Fired-up Trent heads into CL with point to prove
It was the kind of cross that few in world football could have expected to deliver, certainly not a player whose status has apparently plunged to being the fourth-best right back in England.
Yet, there was Trent Alexander-Arnold, bending in a stunning delivery with whip, pace and precision from the right wing for Diogo Jota to head home and set Liverpool on their way to a big Premier League win at Arsenal.
Alexander-Arnold turned away, pumped both fists and - with a fierce stare - gave out a guttural roar. It was a release of emotion that probably wasn't lost on England coach Gareth Southgate.
Or Real Madrid.
Liverpool head into their matchup with Madrid in the Champions League quarter-finals with some of their key players back on song after a difficult season - among them a player who, in a way, has redefined the right-back role.
From his position out wide, Alexander-Arnold has been the most creative player on a team that has conquered Europe and, finally after 30 years, the English game over the past couple of years.
His long-range passing, his set pieces and, most obviously, his assists have made him arguably the world's standout right back since 2018, even if his defending has been the subject of criticism on occasion.
DECLINE IN PERFORMANCE

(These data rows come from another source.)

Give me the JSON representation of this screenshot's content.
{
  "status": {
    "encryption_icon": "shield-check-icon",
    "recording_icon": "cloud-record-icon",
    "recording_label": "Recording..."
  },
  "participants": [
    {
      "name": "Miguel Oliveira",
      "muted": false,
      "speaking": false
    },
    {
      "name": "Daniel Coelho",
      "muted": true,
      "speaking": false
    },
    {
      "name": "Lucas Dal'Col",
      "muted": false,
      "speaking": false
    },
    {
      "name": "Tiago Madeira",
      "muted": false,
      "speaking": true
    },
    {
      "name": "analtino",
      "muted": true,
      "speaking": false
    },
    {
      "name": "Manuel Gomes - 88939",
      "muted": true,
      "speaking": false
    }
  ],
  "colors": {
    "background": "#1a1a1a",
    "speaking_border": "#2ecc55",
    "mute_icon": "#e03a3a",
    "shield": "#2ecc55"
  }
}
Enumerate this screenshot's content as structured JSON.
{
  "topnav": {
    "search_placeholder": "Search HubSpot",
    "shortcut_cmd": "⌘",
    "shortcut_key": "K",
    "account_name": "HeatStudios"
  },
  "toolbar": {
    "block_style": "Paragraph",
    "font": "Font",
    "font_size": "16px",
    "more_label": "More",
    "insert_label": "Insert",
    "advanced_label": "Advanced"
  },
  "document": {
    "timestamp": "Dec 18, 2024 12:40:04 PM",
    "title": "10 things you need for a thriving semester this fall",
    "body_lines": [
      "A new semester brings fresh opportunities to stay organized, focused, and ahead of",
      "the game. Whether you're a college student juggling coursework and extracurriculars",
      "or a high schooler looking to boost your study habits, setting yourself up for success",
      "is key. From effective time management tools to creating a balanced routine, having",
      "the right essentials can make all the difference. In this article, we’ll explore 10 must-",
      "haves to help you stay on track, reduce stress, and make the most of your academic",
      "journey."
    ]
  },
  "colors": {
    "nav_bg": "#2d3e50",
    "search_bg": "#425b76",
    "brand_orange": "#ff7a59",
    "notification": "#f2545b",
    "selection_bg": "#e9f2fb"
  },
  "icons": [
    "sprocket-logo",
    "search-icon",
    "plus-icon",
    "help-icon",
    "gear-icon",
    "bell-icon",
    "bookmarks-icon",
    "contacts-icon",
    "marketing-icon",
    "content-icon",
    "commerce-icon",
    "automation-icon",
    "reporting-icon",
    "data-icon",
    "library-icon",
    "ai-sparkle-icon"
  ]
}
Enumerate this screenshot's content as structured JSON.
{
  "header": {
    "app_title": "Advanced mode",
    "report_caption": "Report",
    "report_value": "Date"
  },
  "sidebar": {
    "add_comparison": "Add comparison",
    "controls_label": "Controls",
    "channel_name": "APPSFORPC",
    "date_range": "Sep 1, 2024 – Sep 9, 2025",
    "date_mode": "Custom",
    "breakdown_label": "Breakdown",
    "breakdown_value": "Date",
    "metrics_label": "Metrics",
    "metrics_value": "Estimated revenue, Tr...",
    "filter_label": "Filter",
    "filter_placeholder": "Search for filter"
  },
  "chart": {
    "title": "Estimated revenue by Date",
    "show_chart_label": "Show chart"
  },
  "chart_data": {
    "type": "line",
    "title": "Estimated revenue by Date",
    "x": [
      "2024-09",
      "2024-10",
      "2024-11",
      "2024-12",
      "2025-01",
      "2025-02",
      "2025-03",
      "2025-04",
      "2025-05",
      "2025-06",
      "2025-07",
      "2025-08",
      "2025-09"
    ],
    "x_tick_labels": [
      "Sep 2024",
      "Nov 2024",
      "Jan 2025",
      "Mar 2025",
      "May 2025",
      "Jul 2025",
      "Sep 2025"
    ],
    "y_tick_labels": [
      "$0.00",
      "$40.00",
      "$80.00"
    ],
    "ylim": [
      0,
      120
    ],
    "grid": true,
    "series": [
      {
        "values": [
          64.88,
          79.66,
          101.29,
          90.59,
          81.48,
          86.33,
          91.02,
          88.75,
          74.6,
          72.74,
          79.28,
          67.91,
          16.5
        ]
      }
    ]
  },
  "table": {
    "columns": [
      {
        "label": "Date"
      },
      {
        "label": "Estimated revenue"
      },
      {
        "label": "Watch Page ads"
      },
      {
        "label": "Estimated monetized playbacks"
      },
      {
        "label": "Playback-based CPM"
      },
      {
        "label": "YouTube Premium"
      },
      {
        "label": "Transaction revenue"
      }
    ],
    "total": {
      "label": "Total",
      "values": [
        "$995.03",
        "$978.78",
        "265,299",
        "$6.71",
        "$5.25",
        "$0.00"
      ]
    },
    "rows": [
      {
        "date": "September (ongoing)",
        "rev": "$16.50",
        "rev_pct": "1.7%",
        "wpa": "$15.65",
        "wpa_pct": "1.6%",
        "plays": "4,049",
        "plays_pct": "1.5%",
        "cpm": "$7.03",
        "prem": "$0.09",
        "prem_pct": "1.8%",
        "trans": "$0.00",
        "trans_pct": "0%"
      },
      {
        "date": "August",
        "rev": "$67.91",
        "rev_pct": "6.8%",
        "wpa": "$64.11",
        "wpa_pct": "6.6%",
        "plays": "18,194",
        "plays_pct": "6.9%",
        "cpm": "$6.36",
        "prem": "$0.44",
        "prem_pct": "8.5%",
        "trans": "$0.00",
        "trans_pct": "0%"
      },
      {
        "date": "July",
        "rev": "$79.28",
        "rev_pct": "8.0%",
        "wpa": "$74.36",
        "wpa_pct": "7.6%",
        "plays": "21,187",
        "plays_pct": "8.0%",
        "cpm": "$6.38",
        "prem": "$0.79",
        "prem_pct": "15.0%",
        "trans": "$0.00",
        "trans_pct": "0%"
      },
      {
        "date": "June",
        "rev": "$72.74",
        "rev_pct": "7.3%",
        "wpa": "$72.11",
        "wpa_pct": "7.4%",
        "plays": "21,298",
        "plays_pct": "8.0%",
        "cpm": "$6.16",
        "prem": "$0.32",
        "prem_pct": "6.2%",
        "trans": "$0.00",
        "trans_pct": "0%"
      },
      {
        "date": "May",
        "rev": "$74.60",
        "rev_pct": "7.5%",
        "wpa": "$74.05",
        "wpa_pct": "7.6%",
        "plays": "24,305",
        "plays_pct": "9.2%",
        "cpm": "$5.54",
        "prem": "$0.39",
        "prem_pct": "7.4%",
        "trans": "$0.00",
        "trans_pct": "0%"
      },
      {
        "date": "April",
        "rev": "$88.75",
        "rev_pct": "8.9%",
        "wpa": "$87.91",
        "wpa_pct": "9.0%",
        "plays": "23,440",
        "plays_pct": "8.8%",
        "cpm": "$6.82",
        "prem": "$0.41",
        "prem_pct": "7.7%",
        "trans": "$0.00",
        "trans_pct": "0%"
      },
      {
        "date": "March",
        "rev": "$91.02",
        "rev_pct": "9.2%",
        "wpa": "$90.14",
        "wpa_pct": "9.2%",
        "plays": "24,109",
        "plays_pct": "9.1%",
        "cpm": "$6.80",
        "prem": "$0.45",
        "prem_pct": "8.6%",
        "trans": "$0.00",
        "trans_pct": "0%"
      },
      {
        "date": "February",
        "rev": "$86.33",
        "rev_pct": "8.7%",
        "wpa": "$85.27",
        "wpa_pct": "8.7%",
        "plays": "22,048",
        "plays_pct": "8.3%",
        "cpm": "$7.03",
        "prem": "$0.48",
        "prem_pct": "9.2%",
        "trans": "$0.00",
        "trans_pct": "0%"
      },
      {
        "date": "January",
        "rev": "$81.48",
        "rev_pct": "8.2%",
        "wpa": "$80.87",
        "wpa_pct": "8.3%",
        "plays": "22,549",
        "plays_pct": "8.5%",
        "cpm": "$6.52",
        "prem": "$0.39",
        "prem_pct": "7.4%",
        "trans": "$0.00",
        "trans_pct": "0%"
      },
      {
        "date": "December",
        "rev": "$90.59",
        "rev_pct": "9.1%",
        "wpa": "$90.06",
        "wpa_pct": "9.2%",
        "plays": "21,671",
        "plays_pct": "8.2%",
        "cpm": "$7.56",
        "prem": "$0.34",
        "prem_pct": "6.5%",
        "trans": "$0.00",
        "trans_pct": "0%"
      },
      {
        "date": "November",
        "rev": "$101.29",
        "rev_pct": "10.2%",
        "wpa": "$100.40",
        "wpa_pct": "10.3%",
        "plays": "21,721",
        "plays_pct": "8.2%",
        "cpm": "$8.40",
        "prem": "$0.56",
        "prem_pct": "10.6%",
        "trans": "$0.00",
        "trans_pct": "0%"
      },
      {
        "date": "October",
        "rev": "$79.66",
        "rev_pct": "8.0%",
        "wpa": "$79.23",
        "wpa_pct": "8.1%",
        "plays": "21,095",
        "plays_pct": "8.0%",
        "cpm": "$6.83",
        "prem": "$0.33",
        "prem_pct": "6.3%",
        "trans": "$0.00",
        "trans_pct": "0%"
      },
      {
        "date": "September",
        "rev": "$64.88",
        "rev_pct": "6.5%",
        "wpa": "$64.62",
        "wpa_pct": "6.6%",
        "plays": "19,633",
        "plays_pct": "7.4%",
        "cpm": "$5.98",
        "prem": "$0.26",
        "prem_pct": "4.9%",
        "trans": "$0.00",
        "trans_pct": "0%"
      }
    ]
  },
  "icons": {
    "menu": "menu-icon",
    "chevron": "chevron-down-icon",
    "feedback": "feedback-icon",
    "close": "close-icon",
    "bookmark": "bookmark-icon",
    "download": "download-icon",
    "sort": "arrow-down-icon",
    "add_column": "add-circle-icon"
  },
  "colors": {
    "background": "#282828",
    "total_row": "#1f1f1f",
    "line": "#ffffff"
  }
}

This season, though, his level has dipped. He missed some of the condensed preseason after contracting the coronavirus and then picked up some niggly injuries. Playing in a patched-up Liverpool defence missing injured centre backs Virgil van Dijk, Joe Gomez then Joel Matip, hardly helped Alexander-Arnold during the middle part of the season as the champions' Premier League title defence imploded and their star right back visibly struggled for confidence.
One game particularly stood out: the 1-0 loss to Southampton on January 4 when Alexander-Arnold gave the ball away 38 times, a league-high for the season, before being substituted in the 77th minute.
The last couple of months have been more like the Alexander-Arnold of recent seasons, however, even if that wasn't enough to convince Southgate to pick him in his most recent England squad -- the last before Southgate must choose his 23-man group for this summer's European Championship.
That left Liverpool manager Jurgen Klopp flabbergasted.
"I am not criticising Gareth Southgate, and I don't want to have an argument. I respect his role and his decisions," Klopp said. "But I know the player better than anybody else, any other coach, and I can say that he is a world-class player, and not only offensively."